→ Task to complete:
Scan the entries that follow for the word "this", then report every line in which it appears.

Stored items from a collection
-*-
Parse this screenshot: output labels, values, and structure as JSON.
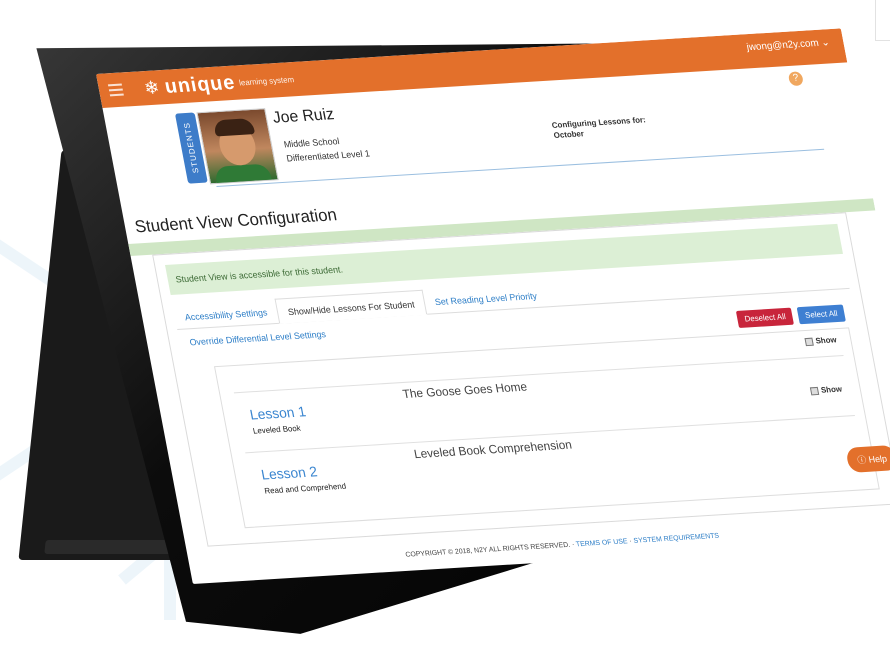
{
  "app": {
    "brand": "unique",
    "brand_sub": "learning system",
    "user_email": "jwong@n2y.com",
    "help_label": "Help"
  },
  "student": {
    "tab_label": "STUDENTS",
    "name": "Joe Ruiz",
    "school": "Middle School",
    "level": "Differentiated Level 1",
    "config_label": "Configuring Lessons for:",
    "config_month": "October"
  },
  "page": {
    "title": "Student View Configuration",
    "alert": "Student View is accessible for this student."
  },
  "tabs": [
    {
      "label": "Accessibility Settings"
    },
    {
      "label": "Show/Hide Lessons For Student"
    },
    {
      "label": "Set Reading Level Priority"
    }
  ],
  "override_link": "Override Differential Level Settings",
  "buttons": {
    "deselect_all": "Deselect All",
    "select_all": "Select All"
  },
  "show_label": "Show",
  "lessons": [
    {
      "number": "Lesson 1",
      "type": "Leveled Book",
      "title": "The Goose Goes Home"
    },
    {
      "number": "Lesson 2",
      "type": "Read and Comprehend",
      "title": "Leveled Book Comprehension"
    }
  ],
  "footer": {
    "copyright": "COPYRIGHT © 2018, N2Y ALL RIGHTS RESERVED. · ",
    "terms": "TERMS OF USE",
    "sep": " · ",
    "sysreq": "SYSTEM REQUIREMENTS"
  },
  "colors": {
    "header": "#e3702b",
    "link": "#2d7ec7",
    "deselect": "#c8253b",
    "select": "#3e7fd2"
  }
}
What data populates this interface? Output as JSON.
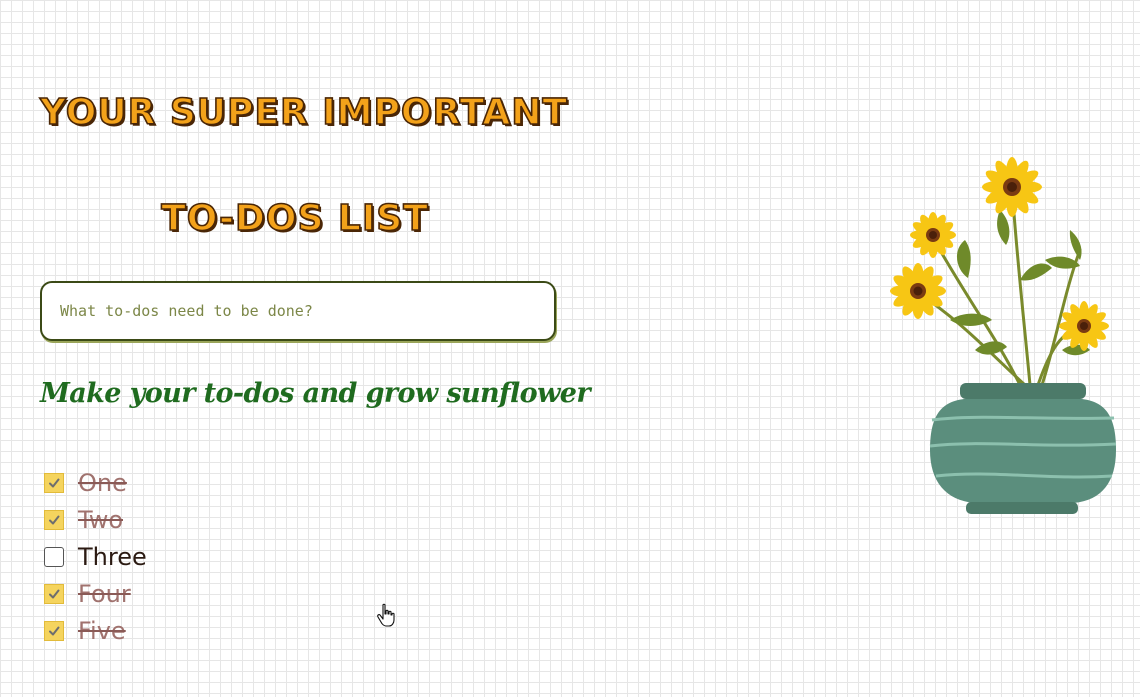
{
  "header": {
    "title_line1": "YOUR SUPER IMPORTANT",
    "title_line2": "TO-DOS LIST"
  },
  "input": {
    "placeholder": "What to-dos need to be done?",
    "value": ""
  },
  "subtitle": "Make your to-dos and grow sunflower",
  "todos": [
    {
      "label": "One",
      "done": true
    },
    {
      "label": "Two",
      "done": true
    },
    {
      "label": "Three",
      "done": false
    },
    {
      "label": "Four",
      "done": true
    },
    {
      "label": "Five",
      "done": true
    }
  ],
  "colors": {
    "title_fill": "#f3a21a",
    "title_outline": "#4a2606",
    "subtitle": "#1f6b1f",
    "checkbox_checked": "#f5d45e",
    "done_text": "#a0726e",
    "vase": "#5b8e7d",
    "petal": "#f7c614"
  },
  "illustration": {
    "icon": "sunflower-vase-illustration",
    "sunflower_count": 4
  }
}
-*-
→ Solution to the exercise:
Parse this screenshot: output labels, values, and structure as JSON.
    "alert": "Student View is accessible for this student."
What data populates this interface? Output as JSON.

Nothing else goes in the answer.